Indians are far more concerned about global warming than any other nationality, despite the emerging economy being accused of resisting the need to tackle climate change, a global survey has said.
Indians cared most about carbon emissions, with 55 per cent describing themselves as "very
concerned" about the issue while just 32 per cent of Britons felt the same way, the survey conducted by Seattle-based research group Global Market Insite found.
While emerging economies like India and China are often accused of resisting the need to tackle climate change, the survey suggested that people of these two countries are more worried about climate change, the survey said.
People in India and China are more willing than citizens of industrialized nations to place restrictions on carbon emissions, the survey published in the latest issue of New Scientist said.
Australian environmentalist Jon Dee, who headed the survey team, says the findings fly in the face of calls for developing countries to wake up to the threat of climate change.
The survey polled opinions from 14,000 people in 14 countries to gather solid data on how people feel about climate change, Dee said. Almost 90 per cent of those surveyed thought governments should do more to tackle the issue.

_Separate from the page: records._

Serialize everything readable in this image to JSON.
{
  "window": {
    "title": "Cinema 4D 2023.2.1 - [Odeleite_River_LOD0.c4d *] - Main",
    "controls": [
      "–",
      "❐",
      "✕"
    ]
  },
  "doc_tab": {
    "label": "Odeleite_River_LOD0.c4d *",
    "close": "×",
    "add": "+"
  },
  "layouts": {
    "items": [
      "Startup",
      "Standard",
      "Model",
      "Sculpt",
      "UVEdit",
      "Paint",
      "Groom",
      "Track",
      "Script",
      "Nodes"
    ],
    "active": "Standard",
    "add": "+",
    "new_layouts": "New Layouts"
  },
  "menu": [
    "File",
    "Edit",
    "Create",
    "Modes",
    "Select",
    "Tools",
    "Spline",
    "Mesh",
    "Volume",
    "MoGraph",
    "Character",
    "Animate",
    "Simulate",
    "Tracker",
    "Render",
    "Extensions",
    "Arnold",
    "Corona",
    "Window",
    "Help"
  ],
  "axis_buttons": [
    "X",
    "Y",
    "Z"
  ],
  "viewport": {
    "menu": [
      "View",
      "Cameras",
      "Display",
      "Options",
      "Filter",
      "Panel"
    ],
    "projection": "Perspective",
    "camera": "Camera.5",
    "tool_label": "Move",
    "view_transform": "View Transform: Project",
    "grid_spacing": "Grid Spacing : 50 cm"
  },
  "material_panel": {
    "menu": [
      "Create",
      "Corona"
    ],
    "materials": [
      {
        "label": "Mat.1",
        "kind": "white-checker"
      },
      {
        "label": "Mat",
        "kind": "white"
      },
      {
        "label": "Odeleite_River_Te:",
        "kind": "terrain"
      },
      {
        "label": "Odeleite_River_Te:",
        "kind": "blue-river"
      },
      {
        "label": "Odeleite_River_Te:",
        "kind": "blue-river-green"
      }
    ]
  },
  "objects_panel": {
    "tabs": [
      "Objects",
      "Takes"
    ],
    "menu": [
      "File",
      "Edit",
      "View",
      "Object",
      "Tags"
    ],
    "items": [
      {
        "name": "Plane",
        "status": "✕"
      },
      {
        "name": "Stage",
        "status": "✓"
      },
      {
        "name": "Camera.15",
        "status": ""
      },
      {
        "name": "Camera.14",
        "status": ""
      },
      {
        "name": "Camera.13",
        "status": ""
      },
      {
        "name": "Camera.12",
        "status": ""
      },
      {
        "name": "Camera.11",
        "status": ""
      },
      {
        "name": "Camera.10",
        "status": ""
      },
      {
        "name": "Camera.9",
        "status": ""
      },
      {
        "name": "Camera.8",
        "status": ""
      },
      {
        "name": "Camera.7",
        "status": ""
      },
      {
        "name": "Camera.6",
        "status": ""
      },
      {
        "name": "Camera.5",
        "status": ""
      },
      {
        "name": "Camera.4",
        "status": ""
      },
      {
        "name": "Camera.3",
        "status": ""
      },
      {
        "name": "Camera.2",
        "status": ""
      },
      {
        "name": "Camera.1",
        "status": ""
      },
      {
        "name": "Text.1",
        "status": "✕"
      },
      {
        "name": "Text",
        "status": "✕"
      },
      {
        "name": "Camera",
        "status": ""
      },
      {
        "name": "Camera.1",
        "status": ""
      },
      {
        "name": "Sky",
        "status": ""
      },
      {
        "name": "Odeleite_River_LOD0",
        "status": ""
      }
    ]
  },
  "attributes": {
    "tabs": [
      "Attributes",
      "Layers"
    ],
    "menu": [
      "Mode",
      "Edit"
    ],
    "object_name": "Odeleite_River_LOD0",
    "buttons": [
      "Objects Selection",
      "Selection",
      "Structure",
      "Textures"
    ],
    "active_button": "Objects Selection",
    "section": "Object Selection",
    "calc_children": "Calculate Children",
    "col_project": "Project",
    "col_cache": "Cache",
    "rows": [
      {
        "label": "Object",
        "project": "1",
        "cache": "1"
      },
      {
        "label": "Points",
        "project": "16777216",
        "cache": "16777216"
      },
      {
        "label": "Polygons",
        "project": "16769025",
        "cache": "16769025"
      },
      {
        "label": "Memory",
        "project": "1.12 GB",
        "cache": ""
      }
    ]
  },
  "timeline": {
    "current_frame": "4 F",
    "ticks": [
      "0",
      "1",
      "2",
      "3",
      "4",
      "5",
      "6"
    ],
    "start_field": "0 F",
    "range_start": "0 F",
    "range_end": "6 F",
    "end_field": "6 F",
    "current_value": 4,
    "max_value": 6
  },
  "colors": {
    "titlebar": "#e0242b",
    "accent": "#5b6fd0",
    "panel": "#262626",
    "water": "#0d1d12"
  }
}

"Right across the board America was behind on so many fronts in terms of attitudes, awareness and what they are fundamentally doing," Dee noted.